**Dataset extract**:
[Start of section]

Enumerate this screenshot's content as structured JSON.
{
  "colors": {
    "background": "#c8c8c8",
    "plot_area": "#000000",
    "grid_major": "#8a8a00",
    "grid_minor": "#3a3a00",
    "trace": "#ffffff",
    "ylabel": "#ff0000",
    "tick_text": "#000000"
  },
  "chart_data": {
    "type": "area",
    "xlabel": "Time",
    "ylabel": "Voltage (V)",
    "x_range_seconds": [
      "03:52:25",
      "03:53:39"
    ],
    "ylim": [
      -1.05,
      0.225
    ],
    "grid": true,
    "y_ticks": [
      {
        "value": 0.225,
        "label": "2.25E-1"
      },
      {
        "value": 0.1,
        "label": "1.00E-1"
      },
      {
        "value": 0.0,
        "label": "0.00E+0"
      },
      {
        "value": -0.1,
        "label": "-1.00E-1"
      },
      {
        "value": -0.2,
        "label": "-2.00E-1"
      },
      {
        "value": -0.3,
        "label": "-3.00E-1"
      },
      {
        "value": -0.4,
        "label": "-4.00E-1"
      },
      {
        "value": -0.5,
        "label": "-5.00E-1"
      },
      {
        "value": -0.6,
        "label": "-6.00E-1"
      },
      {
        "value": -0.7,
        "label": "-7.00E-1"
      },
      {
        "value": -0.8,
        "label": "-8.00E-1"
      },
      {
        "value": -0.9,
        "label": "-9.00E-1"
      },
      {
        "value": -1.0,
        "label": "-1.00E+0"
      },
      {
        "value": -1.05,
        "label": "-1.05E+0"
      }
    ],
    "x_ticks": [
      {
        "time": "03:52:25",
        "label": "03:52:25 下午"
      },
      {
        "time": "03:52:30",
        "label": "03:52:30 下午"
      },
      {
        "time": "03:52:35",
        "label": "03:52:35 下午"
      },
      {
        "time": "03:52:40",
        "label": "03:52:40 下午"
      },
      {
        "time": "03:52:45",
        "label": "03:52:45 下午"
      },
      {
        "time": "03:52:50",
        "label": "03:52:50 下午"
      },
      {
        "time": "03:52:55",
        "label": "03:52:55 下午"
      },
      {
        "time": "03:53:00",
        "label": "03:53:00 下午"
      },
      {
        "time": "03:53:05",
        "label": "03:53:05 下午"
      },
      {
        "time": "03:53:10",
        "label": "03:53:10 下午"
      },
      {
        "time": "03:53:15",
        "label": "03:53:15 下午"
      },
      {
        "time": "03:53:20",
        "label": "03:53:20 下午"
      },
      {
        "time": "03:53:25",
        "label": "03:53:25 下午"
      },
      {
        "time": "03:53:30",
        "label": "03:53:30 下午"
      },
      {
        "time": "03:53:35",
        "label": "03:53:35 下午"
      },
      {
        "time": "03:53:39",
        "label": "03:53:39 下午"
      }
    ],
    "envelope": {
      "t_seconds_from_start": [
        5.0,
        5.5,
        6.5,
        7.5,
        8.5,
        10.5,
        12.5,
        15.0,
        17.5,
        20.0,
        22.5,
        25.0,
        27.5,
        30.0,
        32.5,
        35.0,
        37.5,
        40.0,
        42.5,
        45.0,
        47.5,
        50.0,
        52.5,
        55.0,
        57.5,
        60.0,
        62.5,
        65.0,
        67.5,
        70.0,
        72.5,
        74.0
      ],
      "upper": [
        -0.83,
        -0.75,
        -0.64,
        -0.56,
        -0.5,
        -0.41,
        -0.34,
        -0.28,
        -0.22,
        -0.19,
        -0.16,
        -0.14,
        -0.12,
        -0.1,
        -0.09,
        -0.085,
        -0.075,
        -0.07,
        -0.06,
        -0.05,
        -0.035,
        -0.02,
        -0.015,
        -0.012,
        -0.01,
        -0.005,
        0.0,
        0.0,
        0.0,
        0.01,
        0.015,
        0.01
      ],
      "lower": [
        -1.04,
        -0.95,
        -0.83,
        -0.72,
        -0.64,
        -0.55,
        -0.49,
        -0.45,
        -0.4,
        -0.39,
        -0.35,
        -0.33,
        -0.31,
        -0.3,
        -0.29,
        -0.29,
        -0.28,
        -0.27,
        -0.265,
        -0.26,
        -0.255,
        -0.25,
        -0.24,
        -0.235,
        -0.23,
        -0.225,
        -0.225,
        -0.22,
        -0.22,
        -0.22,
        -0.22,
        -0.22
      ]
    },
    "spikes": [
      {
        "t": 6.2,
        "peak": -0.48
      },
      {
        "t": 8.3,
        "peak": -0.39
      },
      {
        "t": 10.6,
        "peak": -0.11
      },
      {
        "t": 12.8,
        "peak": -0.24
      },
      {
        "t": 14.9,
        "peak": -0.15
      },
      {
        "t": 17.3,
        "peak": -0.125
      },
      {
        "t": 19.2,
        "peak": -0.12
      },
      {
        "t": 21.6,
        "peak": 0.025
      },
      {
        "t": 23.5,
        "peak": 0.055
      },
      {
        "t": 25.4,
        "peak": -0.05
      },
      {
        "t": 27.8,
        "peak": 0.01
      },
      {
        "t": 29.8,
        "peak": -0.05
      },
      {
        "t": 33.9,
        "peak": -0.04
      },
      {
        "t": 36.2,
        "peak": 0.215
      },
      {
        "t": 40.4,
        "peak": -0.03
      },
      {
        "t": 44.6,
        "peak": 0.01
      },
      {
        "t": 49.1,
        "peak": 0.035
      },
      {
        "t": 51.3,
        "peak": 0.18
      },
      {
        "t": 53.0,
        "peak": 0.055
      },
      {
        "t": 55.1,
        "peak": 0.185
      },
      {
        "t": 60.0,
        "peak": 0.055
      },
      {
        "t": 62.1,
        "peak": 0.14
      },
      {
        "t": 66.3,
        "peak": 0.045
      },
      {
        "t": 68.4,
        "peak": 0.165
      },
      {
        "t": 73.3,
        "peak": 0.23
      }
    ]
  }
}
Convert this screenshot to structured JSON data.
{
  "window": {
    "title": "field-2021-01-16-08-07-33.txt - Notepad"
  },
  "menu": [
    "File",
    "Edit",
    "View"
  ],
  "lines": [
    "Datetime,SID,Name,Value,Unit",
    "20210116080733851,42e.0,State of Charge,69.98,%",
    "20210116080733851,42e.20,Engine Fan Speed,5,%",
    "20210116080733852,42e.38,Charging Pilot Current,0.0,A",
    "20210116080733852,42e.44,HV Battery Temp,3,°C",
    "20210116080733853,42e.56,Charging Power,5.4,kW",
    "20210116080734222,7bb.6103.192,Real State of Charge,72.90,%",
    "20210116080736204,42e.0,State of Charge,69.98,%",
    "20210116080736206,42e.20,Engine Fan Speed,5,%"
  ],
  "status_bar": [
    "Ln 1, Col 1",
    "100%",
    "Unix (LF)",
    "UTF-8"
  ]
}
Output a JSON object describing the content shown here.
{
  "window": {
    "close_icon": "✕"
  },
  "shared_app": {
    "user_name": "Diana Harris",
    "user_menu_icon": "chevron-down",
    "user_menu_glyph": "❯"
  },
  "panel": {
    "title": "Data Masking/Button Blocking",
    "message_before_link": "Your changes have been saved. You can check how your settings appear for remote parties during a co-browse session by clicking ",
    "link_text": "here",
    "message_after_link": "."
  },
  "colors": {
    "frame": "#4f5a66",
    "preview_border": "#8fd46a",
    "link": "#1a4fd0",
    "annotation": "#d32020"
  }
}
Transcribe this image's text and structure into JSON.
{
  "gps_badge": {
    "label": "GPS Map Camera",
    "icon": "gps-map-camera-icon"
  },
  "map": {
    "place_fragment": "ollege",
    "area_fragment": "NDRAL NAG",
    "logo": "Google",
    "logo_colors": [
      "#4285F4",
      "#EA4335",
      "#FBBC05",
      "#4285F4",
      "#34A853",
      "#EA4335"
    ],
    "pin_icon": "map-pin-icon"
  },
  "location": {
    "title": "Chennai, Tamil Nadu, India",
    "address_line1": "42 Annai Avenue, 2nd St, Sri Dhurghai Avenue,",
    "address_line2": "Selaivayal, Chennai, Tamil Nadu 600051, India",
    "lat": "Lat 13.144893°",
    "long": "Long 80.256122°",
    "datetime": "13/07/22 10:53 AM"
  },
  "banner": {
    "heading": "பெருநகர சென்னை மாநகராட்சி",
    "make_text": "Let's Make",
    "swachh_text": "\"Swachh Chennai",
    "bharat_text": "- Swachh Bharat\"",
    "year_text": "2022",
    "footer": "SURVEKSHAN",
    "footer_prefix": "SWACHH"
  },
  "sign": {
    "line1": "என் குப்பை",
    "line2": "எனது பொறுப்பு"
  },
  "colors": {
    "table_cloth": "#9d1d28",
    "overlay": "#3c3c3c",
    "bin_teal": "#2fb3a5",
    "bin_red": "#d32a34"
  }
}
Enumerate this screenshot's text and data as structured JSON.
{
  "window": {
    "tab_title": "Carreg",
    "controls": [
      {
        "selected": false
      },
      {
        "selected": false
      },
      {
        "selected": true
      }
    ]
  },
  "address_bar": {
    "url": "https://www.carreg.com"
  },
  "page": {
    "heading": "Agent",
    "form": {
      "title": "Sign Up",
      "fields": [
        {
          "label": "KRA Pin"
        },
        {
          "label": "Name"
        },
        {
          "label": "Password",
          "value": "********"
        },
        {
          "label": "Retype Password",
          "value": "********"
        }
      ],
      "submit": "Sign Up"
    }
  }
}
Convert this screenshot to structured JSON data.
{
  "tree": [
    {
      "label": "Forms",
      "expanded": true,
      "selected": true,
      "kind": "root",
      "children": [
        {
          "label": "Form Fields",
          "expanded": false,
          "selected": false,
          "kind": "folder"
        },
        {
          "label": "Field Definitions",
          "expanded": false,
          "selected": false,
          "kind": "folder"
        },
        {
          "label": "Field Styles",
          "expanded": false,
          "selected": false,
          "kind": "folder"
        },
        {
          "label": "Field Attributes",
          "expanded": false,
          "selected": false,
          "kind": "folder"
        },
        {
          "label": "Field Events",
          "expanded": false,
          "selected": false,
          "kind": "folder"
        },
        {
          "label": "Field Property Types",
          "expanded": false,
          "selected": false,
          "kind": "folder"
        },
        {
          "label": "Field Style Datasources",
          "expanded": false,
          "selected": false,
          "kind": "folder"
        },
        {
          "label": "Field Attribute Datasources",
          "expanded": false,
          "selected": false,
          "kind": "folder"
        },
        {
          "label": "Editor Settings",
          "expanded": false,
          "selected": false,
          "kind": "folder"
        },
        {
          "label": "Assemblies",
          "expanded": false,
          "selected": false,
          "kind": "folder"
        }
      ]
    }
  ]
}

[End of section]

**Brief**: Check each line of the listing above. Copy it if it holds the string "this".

**Expected answer**:
Enumerate this screenshot's content as structured JSON.
Convert this screenshot to structured JSON data.
Transcribe this image's text and structure into JSON.
Enumerate this screenshot's text and data as structured JSON.
Convert this screenshot to structured JSON data.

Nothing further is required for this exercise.